I know that how my patients respond to my words is about much more than me. It's about the experiences that they have had with their health, their family/friends' health and the health care system. But I still did not expect as vehement a response as I got to the word “hospice.”
She had been very polite, welcoming us into her home to talk about end-of-life care. She was remarkably well-informed, which did not surprise me (I've always suspected that people who volunteer to talk to medical students are likely self-selected to be more health-savvy and well-educated). But when I said this word, “hospice,” which for most people implies relief and repose and a way to get help when the struggles of caregiving become too much, she dismissed it immediately.
When she told me about her experience, I appreciated that she had not dismissed me.
Her husband had fallen ill and instead of turning the corner as they thought he might, he took a turn for the worse and ended up in the ICU. The critical care doctor did not sit her down and have a long discussion about goals of care when this happened. Instead of letting her process her shock, he asked her to make a decision: should he stay intubated or should he be sent to hospice? She favored the less invasive option, hoping to be able to take him home. Her husband lived for three days on inpatient hospice. She sat next to him during his last days as he continued to struggle for breath until he couldn't any longer. She felt the hospice nurses didn't do anything for him, and she was never able to bring him home.
Understandably, when her time came, she did not want to burden her children with this sort of experience.

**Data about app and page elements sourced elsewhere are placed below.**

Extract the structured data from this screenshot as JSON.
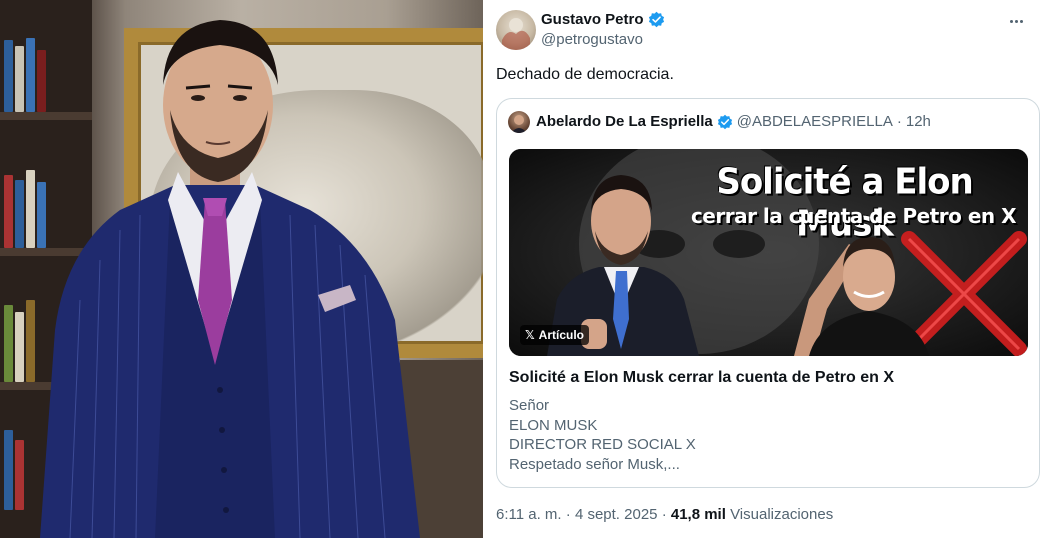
{
  "tweet": {
    "author": {
      "name": "Gustavo Petro",
      "handle": "@petrogustavo",
      "verified_color": "#1d9bf0"
    },
    "text": "Dechado de democracia.",
    "quote": {
      "author_name": "Abelardo De La Espriella",
      "author_handle": "@ABDELAESPRIELLA",
      "separator": "·",
      "time": "12h",
      "media": {
        "headline": "Solicité a Elon Musk",
        "subheadline": "cerrar la cuenta de Petro en X",
        "badge": "Artículo",
        "accent_color": "#d61f1f"
      },
      "article_title": "Solicité a Elon Musk cerrar la cuenta de Petro en X",
      "body_lines": [
        "Señor",
        "ELON MUSK",
        "DIRECTOR RED SOCIAL X",
        "Respetado señor Musk,..."
      ]
    },
    "meta": {
      "time": "6:11 a. m.",
      "separator": "·",
      "date": "4 sept. 2025",
      "separator2": "·",
      "views_count": "41,8 mil",
      "views_label": "Visualizaciones"
    }
  }
}
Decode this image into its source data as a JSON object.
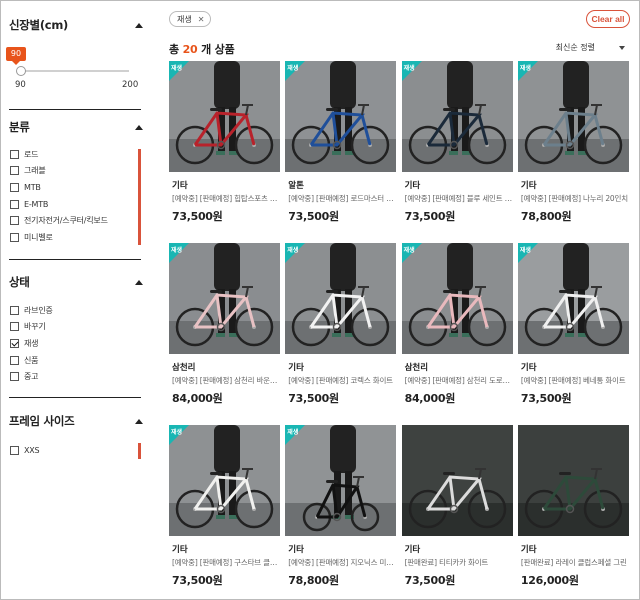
{
  "sidebar": {
    "height_section": {
      "title": "신장별(cm)",
      "value": "90",
      "min": "90",
      "max": "200"
    },
    "category_section": {
      "title": "분류",
      "items": [
        {
          "label": "로드",
          "checked": false
        },
        {
          "label": "그래블",
          "checked": false
        },
        {
          "label": "MTB",
          "checked": false
        },
        {
          "label": "E-MTB",
          "checked": false
        },
        {
          "label": "전기자전거/스쿠터/킥보드",
          "checked": false
        },
        {
          "label": "미니벨로",
          "checked": false
        }
      ]
    },
    "status_section": {
      "title": "상태",
      "items": [
        {
          "label": "라브인증",
          "checked": false
        },
        {
          "label": "바꾸기",
          "checked": false
        },
        {
          "label": "재생",
          "checked": true
        },
        {
          "label": "신품",
          "checked": false
        },
        {
          "label": "중고",
          "checked": false
        }
      ]
    },
    "frame_section": {
      "title": "프레임 사이즈",
      "items": [
        {
          "label": "XXS",
          "checked": false
        }
      ]
    }
  },
  "filters": {
    "active_chip": "재생",
    "clear_label": "Clear all"
  },
  "results": {
    "prefix": "총",
    "count": "20",
    "suffix": "개 상품",
    "sort_label": "최신순 정렬"
  },
  "products": [
    {
      "tag": "재생",
      "brand": "기타",
      "name": "[예약중] [판매예정] 힙탑스포츠 레드",
      "price": "73,500원",
      "frame_color": "#b8222b",
      "bg": "#8d9092"
    },
    {
      "tag": "재생",
      "brand": "알톤",
      "name": "[예약중] [판매예정] 로드마스터 블루",
      "price": "73,500원",
      "frame_color": "#1f4f9a",
      "bg": "#8e9194"
    },
    {
      "tag": "재생",
      "brand": "기타",
      "name": "[예약중] [판매예정] 블루 세인트 블랙",
      "price": "73,500원",
      "frame_color": "#1b2a3a",
      "bg": "#8b8e90"
    },
    {
      "tag": "재생",
      "brand": "기타",
      "name": "[예약중] [판매예정] 나누리 20인치",
      "price": "78,800원",
      "frame_color": "#6c7f8c",
      "bg": "#8f9294"
    },
    {
      "tag": "재생",
      "brand": "삼천리",
      "name": "[예약중] [판매예정] 삼천리 바운스 핑크",
      "price": "84,000원",
      "frame_color": "#e8c2c4",
      "bg": "#8a8d90"
    },
    {
      "tag": "재생",
      "brand": "기타",
      "name": "[예약중] [판매예정] 코렉스 화이트",
      "price": "73,500원",
      "frame_color": "#f2f2f2",
      "bg": "#8c8f91"
    },
    {
      "tag": "재생",
      "brand": "삼천리",
      "name": "[예약중] [판매예정] 삼천리 도로시 핑크",
      "price": "84,000원",
      "frame_color": "#e9b9bd",
      "bg": "#8b8e90"
    },
    {
      "tag": "재생",
      "brand": "기타",
      "name": "[예약중] [판매예정] 베네통 화이트",
      "price": "73,500원",
      "frame_color": "#f0f0f0",
      "bg": "#9a9d9f"
    },
    {
      "tag": "재생",
      "brand": "기타",
      "name": "[예약중] [판매예정] 구스타브 클래식",
      "price": "73,500원",
      "frame_color": "#f1f1ef",
      "bg": "#8e9193"
    },
    {
      "tag": "재생",
      "brand": "기타",
      "name": "[예약중] [판매예정] 지오닉스 미니벨로",
      "price": "78,800원",
      "frame_color": "#111111",
      "bg": "#909395"
    },
    {
      "tag": "",
      "brand": "기타",
      "name": "[판매완료] 티티카카 화이트",
      "price": "73,500원",
      "frame_color": "#dcdcdc",
      "bg": "#3e4240"
    },
    {
      "tag": "",
      "brand": "기타",
      "name": "[판매완료] 라레이 클럽스페셜 그린",
      "price": "126,000원",
      "frame_color": "#2d4a3a",
      "bg": "#3c403e"
    }
  ]
}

How do we break this cycle of miscommunication about end of life options? Stories like this are all too common, but it seems inhumane for people to have to go through such experiences in order to really be informed about what options are available for them and their family at the end of life. This patient was able to learn from her experience and will be able to apply it to keeping her family informed of what she wants. Yet I have also met patients that blamed themselves years later for not taking loves ones to the hospital, even when their loved one had requested to stay and die at home.
In medical school, we are being taught to speak to patients before this happens. We practice these discussions with standardized patients in controlled settings (we have fumbled through this twice now during my medical education; in contrast, we've been drilled how many times now on how to interpret an ECG tracing?). Often, students find that the situations are too contrived and too unrealistic. We feel that we would never be having these discussions as students anyways, and we hope that when we actually become doctors we will feel “more experienced” … or at least know the patients better.
In some ways, these discussions show an imbalance in the other direction: where patients have too little knowledge about what end of life looks like to know what they would want. They don't know what a feeding tube is, though they know they like food. They don't want to be put on a ventilator, unless there is some chance for recovery, but they do not understand that such a chance is often difficult to determine in an acute situation. So their doctor's own experiences and biases end up driving the discussion. Even with great continuity of care with a patient they know well, it is not easy for a doctor to be able to fill this gap in patient experience with just one conversation.
More and more, people are calling for a different way. More organizations have been cropping up that tell patient stories, and at least one doctor is pioneering a way for patients to learn about end of life decisions through a documentary film method rather than a purely verbal discussion. I'm not saying, as some have argued, that end of life experiences necessarily need to become a greater part of everyday conversation, but I do think that they need to be a greater part of the healthcare discussion in an equitable and open fashion.